● **PROBLEM**: Go through the records and filter out every line lacking the word "object"; copy the lines that remain.

Top of EXERCISE MATERIALS

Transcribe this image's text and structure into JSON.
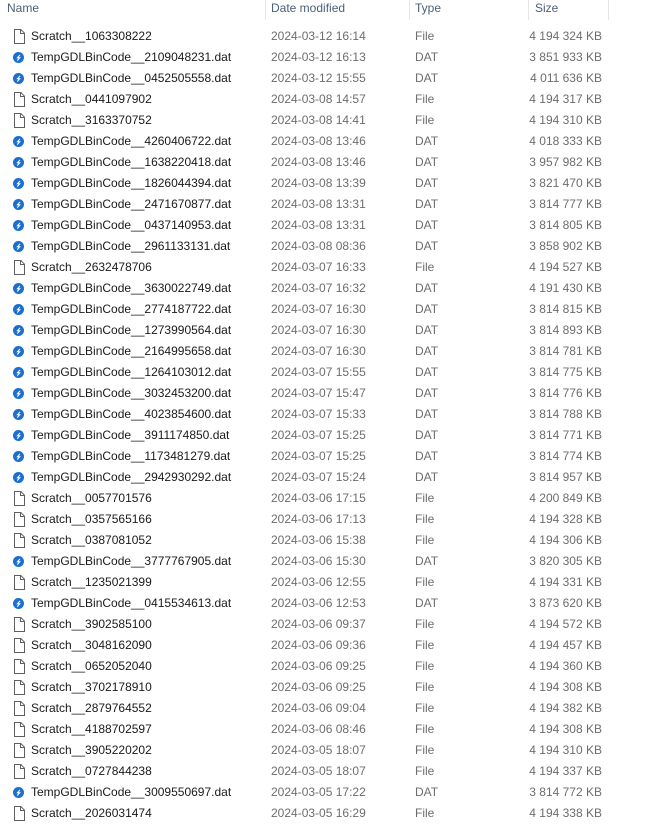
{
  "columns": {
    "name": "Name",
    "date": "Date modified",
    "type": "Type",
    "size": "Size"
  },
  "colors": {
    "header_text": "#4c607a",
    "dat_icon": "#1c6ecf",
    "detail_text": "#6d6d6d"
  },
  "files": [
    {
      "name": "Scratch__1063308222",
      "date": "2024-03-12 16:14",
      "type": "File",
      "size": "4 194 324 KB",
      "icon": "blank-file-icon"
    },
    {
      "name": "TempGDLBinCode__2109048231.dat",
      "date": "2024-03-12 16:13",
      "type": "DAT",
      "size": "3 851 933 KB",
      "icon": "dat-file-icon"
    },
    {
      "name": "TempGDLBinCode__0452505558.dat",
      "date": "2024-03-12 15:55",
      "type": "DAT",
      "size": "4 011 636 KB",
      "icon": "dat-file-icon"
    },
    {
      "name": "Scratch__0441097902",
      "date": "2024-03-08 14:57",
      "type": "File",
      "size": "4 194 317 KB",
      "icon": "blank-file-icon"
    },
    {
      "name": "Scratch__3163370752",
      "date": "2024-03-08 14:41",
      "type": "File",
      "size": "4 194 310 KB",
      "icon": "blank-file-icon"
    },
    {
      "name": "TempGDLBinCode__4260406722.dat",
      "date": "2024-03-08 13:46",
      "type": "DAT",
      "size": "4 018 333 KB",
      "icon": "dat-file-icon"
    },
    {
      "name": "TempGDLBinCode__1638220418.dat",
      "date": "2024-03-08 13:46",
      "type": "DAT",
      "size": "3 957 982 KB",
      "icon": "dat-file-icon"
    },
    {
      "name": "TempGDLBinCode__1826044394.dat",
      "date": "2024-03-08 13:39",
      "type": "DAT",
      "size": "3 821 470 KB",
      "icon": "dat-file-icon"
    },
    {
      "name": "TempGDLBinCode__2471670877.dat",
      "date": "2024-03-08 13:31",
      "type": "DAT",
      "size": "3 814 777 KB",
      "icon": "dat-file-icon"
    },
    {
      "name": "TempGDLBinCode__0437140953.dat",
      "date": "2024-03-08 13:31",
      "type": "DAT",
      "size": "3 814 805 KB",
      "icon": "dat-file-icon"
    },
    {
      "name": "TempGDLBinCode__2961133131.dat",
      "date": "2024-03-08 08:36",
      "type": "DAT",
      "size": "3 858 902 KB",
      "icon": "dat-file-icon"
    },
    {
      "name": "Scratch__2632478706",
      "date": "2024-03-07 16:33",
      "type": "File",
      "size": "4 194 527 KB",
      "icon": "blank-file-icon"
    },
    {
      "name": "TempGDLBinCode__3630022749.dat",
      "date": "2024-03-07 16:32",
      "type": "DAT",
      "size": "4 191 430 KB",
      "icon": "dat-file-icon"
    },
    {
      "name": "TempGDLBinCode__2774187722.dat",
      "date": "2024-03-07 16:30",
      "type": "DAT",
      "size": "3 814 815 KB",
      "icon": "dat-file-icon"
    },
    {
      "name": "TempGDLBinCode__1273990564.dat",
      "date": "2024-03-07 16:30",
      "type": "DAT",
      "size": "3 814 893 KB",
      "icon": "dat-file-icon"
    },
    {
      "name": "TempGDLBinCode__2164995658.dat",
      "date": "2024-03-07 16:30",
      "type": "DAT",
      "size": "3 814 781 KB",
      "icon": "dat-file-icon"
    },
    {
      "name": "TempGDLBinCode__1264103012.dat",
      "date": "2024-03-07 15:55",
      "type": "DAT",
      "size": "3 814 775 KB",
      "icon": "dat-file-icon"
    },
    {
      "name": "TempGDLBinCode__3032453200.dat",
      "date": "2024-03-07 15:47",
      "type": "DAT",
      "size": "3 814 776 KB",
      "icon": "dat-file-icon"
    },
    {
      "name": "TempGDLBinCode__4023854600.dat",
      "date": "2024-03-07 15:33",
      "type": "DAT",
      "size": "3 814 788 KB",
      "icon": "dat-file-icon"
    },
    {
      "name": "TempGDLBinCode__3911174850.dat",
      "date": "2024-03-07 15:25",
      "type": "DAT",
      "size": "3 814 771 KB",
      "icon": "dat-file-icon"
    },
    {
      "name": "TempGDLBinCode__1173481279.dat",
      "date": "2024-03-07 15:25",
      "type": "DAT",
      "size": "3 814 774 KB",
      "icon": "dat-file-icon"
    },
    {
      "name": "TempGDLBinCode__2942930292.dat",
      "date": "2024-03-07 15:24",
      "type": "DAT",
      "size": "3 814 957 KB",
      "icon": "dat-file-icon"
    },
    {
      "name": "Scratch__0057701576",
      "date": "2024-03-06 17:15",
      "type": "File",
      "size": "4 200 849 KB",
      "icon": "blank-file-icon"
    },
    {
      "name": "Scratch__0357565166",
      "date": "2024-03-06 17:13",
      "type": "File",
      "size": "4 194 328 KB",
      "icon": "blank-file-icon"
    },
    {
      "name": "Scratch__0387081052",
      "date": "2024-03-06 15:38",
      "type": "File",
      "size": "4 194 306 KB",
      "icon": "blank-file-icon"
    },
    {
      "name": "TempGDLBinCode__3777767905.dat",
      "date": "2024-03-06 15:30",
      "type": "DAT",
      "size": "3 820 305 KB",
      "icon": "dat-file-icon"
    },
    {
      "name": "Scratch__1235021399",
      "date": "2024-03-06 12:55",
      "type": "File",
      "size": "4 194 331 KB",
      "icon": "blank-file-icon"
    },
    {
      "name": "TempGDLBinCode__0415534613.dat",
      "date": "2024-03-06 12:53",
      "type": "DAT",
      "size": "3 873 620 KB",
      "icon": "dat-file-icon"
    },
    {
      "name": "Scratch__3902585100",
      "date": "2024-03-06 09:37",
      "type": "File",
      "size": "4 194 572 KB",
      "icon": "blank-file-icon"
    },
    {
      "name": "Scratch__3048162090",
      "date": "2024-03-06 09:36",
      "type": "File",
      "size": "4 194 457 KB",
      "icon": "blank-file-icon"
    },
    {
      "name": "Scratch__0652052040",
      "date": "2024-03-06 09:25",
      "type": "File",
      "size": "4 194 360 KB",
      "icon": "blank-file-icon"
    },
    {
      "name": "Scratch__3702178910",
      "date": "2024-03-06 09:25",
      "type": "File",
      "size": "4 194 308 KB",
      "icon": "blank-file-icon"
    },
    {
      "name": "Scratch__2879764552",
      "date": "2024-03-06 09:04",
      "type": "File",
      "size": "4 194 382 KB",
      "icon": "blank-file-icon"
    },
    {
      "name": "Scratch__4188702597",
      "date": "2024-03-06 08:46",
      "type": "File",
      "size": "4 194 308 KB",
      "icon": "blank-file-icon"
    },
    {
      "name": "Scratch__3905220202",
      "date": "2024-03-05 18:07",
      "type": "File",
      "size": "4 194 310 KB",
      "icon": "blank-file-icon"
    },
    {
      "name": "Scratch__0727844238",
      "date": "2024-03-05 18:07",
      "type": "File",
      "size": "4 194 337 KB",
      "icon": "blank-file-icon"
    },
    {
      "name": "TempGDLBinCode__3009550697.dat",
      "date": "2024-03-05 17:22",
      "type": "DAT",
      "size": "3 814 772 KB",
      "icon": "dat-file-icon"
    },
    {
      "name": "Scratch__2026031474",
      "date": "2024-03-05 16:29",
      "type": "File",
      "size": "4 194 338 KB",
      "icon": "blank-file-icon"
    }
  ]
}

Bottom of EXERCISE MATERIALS
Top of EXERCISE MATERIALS

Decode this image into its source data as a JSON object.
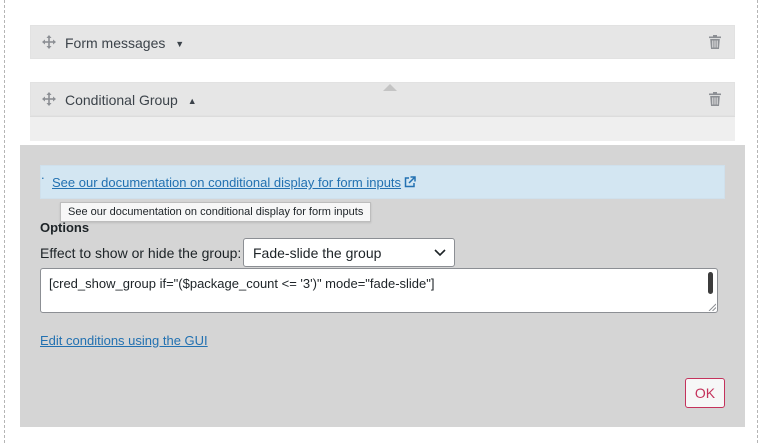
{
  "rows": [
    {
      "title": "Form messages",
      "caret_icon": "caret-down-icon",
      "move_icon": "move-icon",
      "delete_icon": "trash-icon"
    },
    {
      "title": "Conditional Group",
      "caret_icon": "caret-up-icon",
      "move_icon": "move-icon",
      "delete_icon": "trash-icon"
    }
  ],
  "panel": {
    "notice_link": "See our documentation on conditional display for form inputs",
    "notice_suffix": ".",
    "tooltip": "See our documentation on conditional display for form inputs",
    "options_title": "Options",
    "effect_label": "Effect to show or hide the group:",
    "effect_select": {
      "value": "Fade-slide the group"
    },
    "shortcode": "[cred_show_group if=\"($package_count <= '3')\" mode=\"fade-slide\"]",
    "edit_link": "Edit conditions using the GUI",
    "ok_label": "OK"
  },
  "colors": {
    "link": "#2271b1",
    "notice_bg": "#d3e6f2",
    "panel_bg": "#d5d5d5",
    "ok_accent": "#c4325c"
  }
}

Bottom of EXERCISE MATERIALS
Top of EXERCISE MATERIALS

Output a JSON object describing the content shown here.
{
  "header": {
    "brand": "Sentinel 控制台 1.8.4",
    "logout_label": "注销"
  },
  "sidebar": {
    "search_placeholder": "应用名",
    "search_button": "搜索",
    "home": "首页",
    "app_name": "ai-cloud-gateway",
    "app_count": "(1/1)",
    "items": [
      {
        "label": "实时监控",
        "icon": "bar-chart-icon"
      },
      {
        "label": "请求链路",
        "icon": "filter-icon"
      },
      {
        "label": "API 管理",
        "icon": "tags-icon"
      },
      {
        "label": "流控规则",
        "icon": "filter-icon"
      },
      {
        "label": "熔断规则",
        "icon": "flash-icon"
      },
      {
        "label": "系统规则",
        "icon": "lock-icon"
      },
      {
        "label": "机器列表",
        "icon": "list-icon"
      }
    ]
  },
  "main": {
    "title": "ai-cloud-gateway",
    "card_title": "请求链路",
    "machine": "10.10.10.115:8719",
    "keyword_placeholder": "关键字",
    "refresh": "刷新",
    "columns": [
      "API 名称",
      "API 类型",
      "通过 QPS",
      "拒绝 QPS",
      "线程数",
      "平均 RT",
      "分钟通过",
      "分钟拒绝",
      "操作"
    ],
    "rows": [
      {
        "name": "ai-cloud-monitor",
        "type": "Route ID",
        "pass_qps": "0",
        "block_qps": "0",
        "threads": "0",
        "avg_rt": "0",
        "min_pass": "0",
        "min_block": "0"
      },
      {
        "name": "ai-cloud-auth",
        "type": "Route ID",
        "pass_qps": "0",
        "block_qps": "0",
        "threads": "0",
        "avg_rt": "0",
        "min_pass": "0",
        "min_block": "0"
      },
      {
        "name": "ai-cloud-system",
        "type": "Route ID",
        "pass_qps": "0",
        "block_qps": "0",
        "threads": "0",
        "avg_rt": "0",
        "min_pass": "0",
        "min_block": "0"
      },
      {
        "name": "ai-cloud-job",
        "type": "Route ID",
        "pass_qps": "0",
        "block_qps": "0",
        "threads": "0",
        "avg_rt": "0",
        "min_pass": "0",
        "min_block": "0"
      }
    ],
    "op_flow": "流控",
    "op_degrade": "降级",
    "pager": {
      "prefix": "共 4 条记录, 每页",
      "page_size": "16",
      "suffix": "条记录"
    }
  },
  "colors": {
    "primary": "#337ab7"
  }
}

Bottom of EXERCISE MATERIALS

● **RESULT BELOW**:
Decode this image into its source data as a JSON object.
Output a JSON object describing the content shown here.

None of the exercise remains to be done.